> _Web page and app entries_

--

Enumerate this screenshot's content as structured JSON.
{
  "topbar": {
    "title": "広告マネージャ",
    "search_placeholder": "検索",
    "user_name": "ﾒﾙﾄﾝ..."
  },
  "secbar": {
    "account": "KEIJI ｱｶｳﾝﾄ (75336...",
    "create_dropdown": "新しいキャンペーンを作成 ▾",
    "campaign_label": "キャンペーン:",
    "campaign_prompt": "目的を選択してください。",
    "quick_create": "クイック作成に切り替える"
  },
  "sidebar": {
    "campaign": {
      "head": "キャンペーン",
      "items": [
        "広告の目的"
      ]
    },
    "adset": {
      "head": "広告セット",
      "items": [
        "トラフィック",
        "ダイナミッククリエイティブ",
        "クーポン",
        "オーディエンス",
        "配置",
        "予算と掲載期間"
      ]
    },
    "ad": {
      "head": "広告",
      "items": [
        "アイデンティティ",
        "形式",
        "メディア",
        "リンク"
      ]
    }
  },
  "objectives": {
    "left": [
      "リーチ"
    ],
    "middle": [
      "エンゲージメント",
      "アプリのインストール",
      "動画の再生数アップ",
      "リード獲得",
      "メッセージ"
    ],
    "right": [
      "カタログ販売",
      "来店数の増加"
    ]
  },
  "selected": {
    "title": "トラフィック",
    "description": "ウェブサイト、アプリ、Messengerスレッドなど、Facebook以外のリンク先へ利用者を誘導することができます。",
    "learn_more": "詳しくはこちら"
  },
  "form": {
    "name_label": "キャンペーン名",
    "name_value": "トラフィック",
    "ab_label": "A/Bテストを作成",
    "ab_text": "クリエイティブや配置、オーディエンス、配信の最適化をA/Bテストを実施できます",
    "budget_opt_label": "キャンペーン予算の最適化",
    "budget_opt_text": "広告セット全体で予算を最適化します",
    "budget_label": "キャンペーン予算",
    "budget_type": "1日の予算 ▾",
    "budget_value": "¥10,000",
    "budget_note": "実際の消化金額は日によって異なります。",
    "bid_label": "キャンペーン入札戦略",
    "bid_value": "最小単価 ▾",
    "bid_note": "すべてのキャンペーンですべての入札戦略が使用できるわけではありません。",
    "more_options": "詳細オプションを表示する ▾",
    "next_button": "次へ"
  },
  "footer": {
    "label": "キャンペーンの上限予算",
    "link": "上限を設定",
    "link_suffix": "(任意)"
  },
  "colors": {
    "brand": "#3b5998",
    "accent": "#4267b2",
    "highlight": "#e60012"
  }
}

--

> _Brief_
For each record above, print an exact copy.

> _Answer to this exercise_
Enumerate this screenshot's content as structured JSON.
{
  "topbar": {
    "title": "広告マネージャ",
    "search_placeholder": "検索",
    "user_name": "ﾒﾙﾄﾝ..."
  },
  "secbar": {
    "account": "KEIJI ｱｶｳﾝﾄ (75336...",
    "create_dropdown": "新しいキャンペーンを作成 ▾",
    "campaign_label": "キャンペーン:",
    "campaign_prompt": "目的を選択してください。",
    "quick_create": "クイック作成に切り替える"
  },
  "sidebar": {
    "campaign": {
      "head": "キャンペーン",
      "items": [
        "広告の目的"
      ]
    },
    "adset": {
      "head": "広告セット",
      "items": [
        "トラフィック",
        "ダイナミッククリエイティブ",
        "クーポン",
        "オーディエンス",
        "配置",
        "予算と掲載期間"
      ]
    },
    "ad": {
      "head": "広告",
      "items": [
        "アイデンティティ",
        "形式",
        "メディア",
        "リンク"
      ]
    }
  },
  "objectives": {
    "left": [
      "リーチ"
    ],
    "middle": [
      "エンゲージメント",
      "アプリのインストール",
      "動画の再生数アップ",
      "リード獲得",
      "メッセージ"
    ],
    "right": [
      "カタログ販売",
      "来店数の増加"
    ]
  },
  "selected": {
    "title": "トラフィック",
    "description": "ウェブサイト、アプリ、Messengerスレッドなど、Facebook以外のリンク先へ利用者を誘導することができます。",
    "learn_more": "詳しくはこちら"
  },
  "form": {
    "name_label": "キャンペーン名",
    "name_value": "トラフィック",
    "ab_label": "A/Bテストを作成",
    "ab_text": "クリエイティブや配置、オーディエンス、配信の最適化をA/Bテストを実施できます",
    "budget_opt_label": "キャンペーン予算の最適化",
    "budget_opt_text": "広告セット全体で予算を最適化します",
    "budget_label": "キャンペーン予算",
    "budget_type": "1日の予算 ▾",
    "budget_value": "¥10,000",
    "budget_note": "実際の消化金額は日によって異なります。",
    "bid_label": "キャンペーン入札戦略",
    "bid_value": "最小単価 ▾",
    "bid_note": "すべてのキャンペーンですべての入札戦略が使用できるわけではありません。",
    "more_options": "詳細オプションを表示する ▾",
    "next_button": "次へ"
  },
  "footer": {
    "label": "キャンペーンの上限予算",
    "link": "上限を設定",
    "link_suffix": "(任意)"
  },
  "colors": {
    "brand": "#3b5998",
    "accent": "#4267b2",
    "highlight": "#e60012"
  }
}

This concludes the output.